The Malian Blues Quartet, dressed in traditional, bright-colored garb, attracted a crowd that ranged from old hippies to jazz musicians and fans to a young guy dancing enthusiastically in a presumably ironic black t-shirt with big white letters that read "Hall and Oates."
Familiar faces and conversation came from the jazz critic (who shared a hilarious story about Hitler), the DJ, the sax and clarinet player, the woman who works on film costuming/make-up, the banjo player. A guy with a white buzz cut did the Mr. Roboto dance non-stop.
By the fourth song, the room had gone from cool to warm with no signs of changing direction.
Although the band spoke almost entirely in French, after most songs, the band's leader would smile broadly and say, "Thank you very much. So happy!" He didn't appear to be making that up.
By the time we got to the shank of the show, the band would start playing another song with unusual and shifting time signatures and the crowd would struggle to find a beat to dance to while the group's singer played guitar and gazed out at us with a beatific smile that seemed to say, "Don't sweat it. Let your body go anywhere it wants to."
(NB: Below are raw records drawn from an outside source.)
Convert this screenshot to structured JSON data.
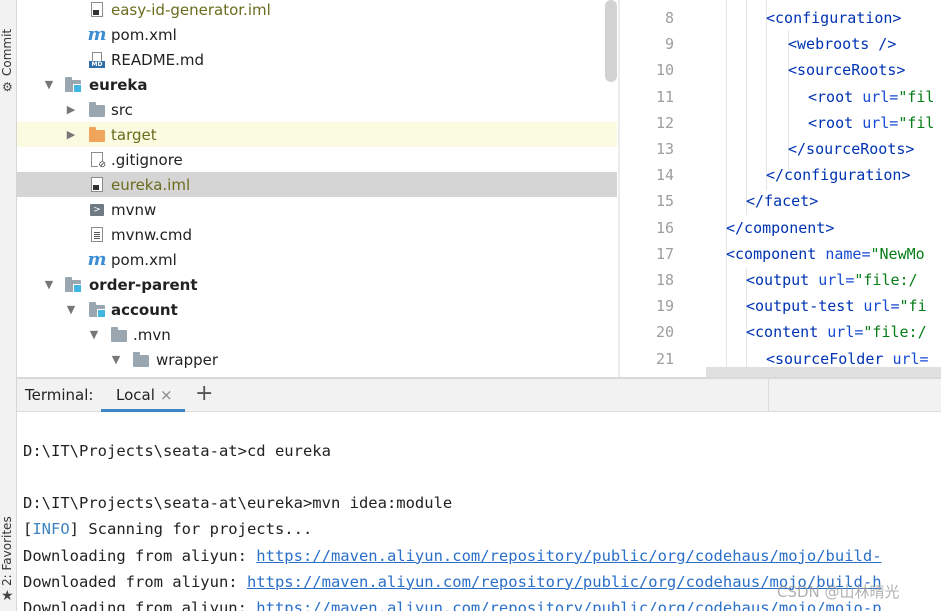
{
  "left_strip": {
    "commit_label": "Commit",
    "favorites_label": "2: Favorites"
  },
  "tree": [
    {
      "name": "easy-id-generator.iml",
      "icon": "iml-file-icon",
      "style": "olive",
      "bold": false,
      "arrow": ""
    },
    {
      "name": "pom.xml",
      "icon": "maven-icon",
      "style": "",
      "bold": false,
      "arrow": ""
    },
    {
      "name": "README.md",
      "icon": "markdown-icon",
      "style": "",
      "bold": false,
      "arrow": ""
    },
    {
      "name": "eureka",
      "icon": "module-folder-icon",
      "style": "",
      "bold": true,
      "arrow": "down"
    },
    {
      "name": "src",
      "icon": "folder-icon",
      "style": "",
      "bold": false,
      "arrow": "right"
    },
    {
      "name": "target",
      "icon": "excluded-folder-icon",
      "style": "olive",
      "bold": false,
      "arrow": "right"
    },
    {
      "name": ".gitignore",
      "icon": "gitignore-icon",
      "style": "",
      "bold": false,
      "arrow": ""
    },
    {
      "name": "eureka.iml",
      "icon": "iml-file-icon",
      "style": "olive",
      "bold": false,
      "arrow": ""
    },
    {
      "name": "mvnw",
      "icon": "shell-script-icon",
      "style": "",
      "bold": false,
      "arrow": ""
    },
    {
      "name": "mvnw.cmd",
      "icon": "text-file-icon",
      "style": "",
      "bold": false,
      "arrow": ""
    },
    {
      "name": "pom.xml",
      "icon": "maven-icon",
      "style": "",
      "bold": false,
      "arrow": ""
    },
    {
      "name": "order-parent",
      "icon": "module-folder-icon",
      "style": "",
      "bold": true,
      "arrow": "down"
    },
    {
      "name": "account",
      "icon": "module-folder-icon",
      "style": "",
      "bold": true,
      "arrow": "down"
    },
    {
      "name": ".mvn",
      "icon": "folder-icon",
      "style": "",
      "bold": false,
      "arrow": "down"
    },
    {
      "name": "wrapper",
      "icon": "folder-icon",
      "style": "",
      "bold": false,
      "arrow": "down"
    }
  ],
  "editor": {
    "line_numbers": [
      "8",
      "9",
      "10",
      "11",
      "12",
      "13",
      "14",
      "15",
      "16",
      "17",
      "18",
      "19",
      "20",
      "21"
    ],
    "lines": [
      [
        {
          "t": "<configuration>",
          "c": "tag"
        }
      ],
      [
        {
          "t": "<webroots />",
          "c": "tag"
        }
      ],
      [
        {
          "t": "<sourceRoots>",
          "c": "tag"
        }
      ],
      [
        {
          "t": "<root ",
          "c": "tag"
        },
        {
          "t": "url=",
          "c": "attr"
        },
        {
          "t": "\"fil",
          "c": "str"
        }
      ],
      [
        {
          "t": "<root ",
          "c": "tag"
        },
        {
          "t": "url=",
          "c": "attr"
        },
        {
          "t": "\"fil",
          "c": "str"
        }
      ],
      [
        {
          "t": "</sourceRoots>",
          "c": "tag"
        }
      ],
      [
        {
          "t": "</configuration>",
          "c": "tag"
        }
      ],
      [
        {
          "t": "</facet>",
          "c": "tag"
        }
      ],
      [
        {
          "t": "</component>",
          "c": "tag"
        }
      ],
      [
        {
          "t": "<component ",
          "c": "tag"
        },
        {
          "t": "name=",
          "c": "attr"
        },
        {
          "t": "\"NewMo",
          "c": "str"
        }
      ],
      [
        {
          "t": "<output ",
          "c": "tag"
        },
        {
          "t": "url=",
          "c": "attr"
        },
        {
          "t": "\"file:/",
          "c": "str"
        }
      ],
      [
        {
          "t": "<output-test ",
          "c": "tag"
        },
        {
          "t": "url=",
          "c": "attr"
        },
        {
          "t": "\"fi",
          "c": "str"
        }
      ],
      [
        {
          "t": "<content ",
          "c": "tag"
        },
        {
          "t": "url=",
          "c": "attr"
        },
        {
          "t": "\"file:/",
          "c": "str"
        }
      ],
      [
        {
          "t": "<sourceFolder ",
          "c": "tag"
        },
        {
          "t": "url=",
          "c": "attr"
        }
      ]
    ]
  },
  "terminal": {
    "title": "Terminal:",
    "tab_label": "Local",
    "close_glyph": "×",
    "new_tab_glyph": "+",
    "lines": [
      [
        {
          "t": ""
        }
      ],
      [
        {
          "t": "D:\\IT\\Projects\\seata-at>cd eureka"
        }
      ],
      [
        {
          "t": ""
        }
      ],
      [
        {
          "t": "D:\\IT\\Projects\\seata-at\\eureka>mvn idea:module"
        }
      ],
      [
        {
          "t": "["
        },
        {
          "t": "INFO",
          "c": "info"
        },
        {
          "t": "] Scanning for projects..."
        }
      ],
      [
        {
          "t": "Downloading from aliyun: "
        },
        {
          "t": "https://maven.aliyun.com/repository/public/org/codehaus/mojo/build-",
          "c": "link"
        }
      ],
      [
        {
          "t": "Downloaded from aliyun: "
        },
        {
          "t": "https://maven.aliyun.com/repository/public/org/codehaus/mojo/build-h",
          "c": "link"
        }
      ],
      [
        {
          "t": "Downloading from aliyun: "
        },
        {
          "t": "https://maven.aliyun.com/repository/public/org/codehaus/mojo/mojo-p",
          "c": "link"
        }
      ]
    ]
  },
  "watermark": "CSDN @山林晴光",
  "colors": {
    "tag": "#0033b3",
    "attr": "#174ad4",
    "string": "#067d17",
    "link": "#2a6fc9",
    "info": "#3e84c4",
    "tab_underline": "#4083c9",
    "excluded_text": "#6b6b1e",
    "module_badge": "#40b6e0"
  }
}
Kudos to the band for taking what has to be the shortest break on record before returning us to our trance-like dancing to Malian music.
During intermission, while others danced to a DJ playing "Groove is in the Heart," a world music fan and Balliceaux regular I'd met a few years back found me to discuss the set.
"It's the first time I've heard the sound of Celtic music come through in African music," he said. "If you listen, that guitar could be a fiddle and it would be Celtic!"
Of course, once he pointed that out, I could hear nothing but how much of Celtic music had a direct link to the music we were hearing.
It was after intermission that late arrivals - like the guy in a deep blue v-neck t-shirt with a gold chain worn without irony or the guy in the Richmond football jersey almost to his knees - began showing up, making just another post-midnight stop on their Saturday night rounds.
More than a few of that type walked in, made a loop and decided a closed-eye crowd trance dancing was apparently not their thing. It was ours.
By 1 a.m., the four members of the Malian super-group were dancing off the stage one by one to end the show to wild applause.
Walking up Lombardy, the world music lover caught up to talk about how excellent the show had been, how they'd played a lot of songs by a noted African composer. "You should look him up," he tells me. "You should know about him."
I shared that after his intermission observation, I'd been unable to listen without hearing what Celtic music had pulled from what we were hearing tonight. We paused at the street corner to go different ways.
"When you come down to it, all music is African music," he reminded me before smiling, waving farewell and walking off.
When you come down to it, all summer nights spent dancing, much less to Malian music, are excellent nights.